[[ Data for this exercise open ]]

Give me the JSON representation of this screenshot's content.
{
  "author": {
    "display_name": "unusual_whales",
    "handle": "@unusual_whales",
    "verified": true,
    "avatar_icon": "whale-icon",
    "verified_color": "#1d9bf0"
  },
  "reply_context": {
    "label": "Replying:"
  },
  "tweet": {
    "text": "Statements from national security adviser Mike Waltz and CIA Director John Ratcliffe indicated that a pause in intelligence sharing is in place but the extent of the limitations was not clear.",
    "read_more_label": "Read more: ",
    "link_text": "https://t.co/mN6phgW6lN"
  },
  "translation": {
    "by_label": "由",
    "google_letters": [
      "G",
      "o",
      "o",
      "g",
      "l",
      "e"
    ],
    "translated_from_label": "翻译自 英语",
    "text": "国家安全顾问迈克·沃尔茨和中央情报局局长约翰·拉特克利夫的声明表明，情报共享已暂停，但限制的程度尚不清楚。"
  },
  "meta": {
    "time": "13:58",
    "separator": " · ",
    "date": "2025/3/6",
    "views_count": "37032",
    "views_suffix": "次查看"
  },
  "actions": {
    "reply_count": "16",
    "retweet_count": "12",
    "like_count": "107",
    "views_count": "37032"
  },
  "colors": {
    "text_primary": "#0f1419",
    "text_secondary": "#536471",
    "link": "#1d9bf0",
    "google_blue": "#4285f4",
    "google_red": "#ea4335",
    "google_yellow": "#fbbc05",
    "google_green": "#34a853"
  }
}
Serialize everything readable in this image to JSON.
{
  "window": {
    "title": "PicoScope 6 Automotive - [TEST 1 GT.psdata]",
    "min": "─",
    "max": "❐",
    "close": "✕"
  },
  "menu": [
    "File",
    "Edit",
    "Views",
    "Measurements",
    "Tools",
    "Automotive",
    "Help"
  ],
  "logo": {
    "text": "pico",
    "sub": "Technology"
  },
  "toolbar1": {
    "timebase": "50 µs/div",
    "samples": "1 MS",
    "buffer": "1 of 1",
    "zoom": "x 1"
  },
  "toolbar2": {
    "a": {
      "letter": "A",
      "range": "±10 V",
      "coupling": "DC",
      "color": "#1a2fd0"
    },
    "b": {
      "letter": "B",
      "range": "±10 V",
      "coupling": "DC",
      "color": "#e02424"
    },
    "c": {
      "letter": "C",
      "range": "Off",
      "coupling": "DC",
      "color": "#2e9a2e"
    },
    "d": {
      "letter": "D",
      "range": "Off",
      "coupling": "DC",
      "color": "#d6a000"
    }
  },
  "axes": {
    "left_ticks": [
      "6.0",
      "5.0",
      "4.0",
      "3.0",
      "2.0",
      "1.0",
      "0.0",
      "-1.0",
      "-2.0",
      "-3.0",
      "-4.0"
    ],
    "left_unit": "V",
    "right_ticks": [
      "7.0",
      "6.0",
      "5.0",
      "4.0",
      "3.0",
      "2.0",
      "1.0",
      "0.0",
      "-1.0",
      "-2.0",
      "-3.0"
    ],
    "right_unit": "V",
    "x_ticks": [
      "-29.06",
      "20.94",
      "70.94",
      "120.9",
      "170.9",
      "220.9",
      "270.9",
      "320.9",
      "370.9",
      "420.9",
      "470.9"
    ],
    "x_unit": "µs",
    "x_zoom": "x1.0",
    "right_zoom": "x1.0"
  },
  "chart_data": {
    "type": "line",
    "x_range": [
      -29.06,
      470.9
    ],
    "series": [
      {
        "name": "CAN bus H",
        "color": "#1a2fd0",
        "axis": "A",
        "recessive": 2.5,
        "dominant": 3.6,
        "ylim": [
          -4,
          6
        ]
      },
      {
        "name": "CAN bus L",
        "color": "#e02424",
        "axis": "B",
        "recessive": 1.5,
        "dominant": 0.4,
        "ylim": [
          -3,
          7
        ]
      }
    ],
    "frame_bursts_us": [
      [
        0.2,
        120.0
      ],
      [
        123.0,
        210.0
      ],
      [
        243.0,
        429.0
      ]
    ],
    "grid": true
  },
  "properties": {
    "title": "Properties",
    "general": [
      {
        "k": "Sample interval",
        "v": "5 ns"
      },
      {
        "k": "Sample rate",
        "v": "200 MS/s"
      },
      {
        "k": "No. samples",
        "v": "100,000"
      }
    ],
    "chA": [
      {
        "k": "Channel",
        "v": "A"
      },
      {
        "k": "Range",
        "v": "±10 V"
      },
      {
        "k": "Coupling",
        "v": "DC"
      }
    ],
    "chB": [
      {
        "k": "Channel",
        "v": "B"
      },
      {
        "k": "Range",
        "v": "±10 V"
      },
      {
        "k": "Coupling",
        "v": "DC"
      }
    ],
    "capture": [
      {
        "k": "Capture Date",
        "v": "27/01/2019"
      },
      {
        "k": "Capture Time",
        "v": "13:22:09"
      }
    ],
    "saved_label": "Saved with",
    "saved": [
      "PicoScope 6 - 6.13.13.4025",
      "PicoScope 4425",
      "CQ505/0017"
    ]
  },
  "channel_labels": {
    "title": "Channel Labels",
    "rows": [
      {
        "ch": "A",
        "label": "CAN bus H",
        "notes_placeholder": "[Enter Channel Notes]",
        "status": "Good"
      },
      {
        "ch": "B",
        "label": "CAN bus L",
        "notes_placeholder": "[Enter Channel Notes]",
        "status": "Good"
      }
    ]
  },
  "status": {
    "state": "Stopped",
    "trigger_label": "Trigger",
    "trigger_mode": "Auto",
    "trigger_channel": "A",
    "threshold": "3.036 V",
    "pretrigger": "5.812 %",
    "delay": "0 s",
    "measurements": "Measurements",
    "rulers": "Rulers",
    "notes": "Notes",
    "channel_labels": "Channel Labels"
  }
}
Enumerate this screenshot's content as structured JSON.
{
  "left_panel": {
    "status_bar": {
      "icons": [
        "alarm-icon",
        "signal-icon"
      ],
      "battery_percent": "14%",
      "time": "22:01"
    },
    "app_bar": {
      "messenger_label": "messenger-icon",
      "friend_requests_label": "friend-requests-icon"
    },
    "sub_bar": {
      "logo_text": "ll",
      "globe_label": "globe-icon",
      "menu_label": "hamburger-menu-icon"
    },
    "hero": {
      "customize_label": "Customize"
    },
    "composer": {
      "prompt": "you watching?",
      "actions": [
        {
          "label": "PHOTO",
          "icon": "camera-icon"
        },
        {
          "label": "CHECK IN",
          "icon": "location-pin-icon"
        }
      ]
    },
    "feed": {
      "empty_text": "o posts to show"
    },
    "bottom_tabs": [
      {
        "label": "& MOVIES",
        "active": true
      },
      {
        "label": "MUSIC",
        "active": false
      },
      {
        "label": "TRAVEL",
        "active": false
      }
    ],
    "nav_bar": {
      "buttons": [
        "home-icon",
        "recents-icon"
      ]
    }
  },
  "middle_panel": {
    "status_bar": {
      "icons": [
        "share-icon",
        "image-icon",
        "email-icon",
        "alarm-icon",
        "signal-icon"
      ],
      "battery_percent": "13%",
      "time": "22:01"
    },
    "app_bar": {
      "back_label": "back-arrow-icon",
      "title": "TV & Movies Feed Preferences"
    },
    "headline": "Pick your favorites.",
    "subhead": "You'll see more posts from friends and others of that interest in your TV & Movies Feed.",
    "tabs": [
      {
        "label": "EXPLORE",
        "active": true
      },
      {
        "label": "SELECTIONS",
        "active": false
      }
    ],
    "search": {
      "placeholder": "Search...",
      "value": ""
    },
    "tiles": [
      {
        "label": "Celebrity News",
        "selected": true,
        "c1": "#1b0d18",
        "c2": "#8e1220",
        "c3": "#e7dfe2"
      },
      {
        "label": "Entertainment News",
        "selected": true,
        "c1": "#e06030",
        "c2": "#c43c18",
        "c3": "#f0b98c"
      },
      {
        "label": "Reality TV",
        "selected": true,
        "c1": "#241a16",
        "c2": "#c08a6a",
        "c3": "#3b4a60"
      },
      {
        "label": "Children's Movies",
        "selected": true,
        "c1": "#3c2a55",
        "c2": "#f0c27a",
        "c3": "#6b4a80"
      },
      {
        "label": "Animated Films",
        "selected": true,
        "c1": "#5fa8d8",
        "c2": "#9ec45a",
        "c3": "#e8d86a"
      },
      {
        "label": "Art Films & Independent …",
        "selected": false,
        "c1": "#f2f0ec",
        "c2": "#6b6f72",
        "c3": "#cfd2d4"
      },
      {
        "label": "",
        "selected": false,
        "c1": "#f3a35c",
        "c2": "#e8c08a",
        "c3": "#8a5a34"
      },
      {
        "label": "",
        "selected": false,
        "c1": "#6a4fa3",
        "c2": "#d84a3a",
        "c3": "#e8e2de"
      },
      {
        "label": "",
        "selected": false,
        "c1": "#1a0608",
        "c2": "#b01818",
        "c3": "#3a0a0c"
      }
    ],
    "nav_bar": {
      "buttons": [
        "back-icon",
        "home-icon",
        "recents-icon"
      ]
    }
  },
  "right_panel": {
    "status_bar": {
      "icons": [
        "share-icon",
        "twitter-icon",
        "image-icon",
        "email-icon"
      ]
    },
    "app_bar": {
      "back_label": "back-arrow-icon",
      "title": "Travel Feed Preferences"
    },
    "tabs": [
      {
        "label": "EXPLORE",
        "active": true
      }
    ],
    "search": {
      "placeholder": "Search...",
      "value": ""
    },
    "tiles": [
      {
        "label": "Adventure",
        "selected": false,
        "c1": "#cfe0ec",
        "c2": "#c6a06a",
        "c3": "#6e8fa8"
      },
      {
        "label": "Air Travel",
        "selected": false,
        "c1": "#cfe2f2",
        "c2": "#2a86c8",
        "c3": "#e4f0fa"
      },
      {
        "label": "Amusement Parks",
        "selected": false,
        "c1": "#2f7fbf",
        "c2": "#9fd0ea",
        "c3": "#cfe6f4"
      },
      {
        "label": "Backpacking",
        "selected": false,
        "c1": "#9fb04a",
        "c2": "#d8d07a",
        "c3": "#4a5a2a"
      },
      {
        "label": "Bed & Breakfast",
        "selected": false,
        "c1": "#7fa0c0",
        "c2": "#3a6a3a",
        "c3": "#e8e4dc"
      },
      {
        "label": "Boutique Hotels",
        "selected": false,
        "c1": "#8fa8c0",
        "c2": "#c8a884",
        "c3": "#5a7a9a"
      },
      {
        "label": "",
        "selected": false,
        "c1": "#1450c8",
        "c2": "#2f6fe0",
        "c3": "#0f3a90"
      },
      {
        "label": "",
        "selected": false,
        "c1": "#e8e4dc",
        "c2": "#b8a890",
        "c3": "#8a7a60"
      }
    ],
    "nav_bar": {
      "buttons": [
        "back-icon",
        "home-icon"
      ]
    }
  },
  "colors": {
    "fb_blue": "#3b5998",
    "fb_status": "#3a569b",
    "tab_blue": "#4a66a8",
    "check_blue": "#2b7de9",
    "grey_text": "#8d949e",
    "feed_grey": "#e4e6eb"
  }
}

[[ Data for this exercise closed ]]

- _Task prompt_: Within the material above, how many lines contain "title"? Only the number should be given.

- _Exercise result_: 5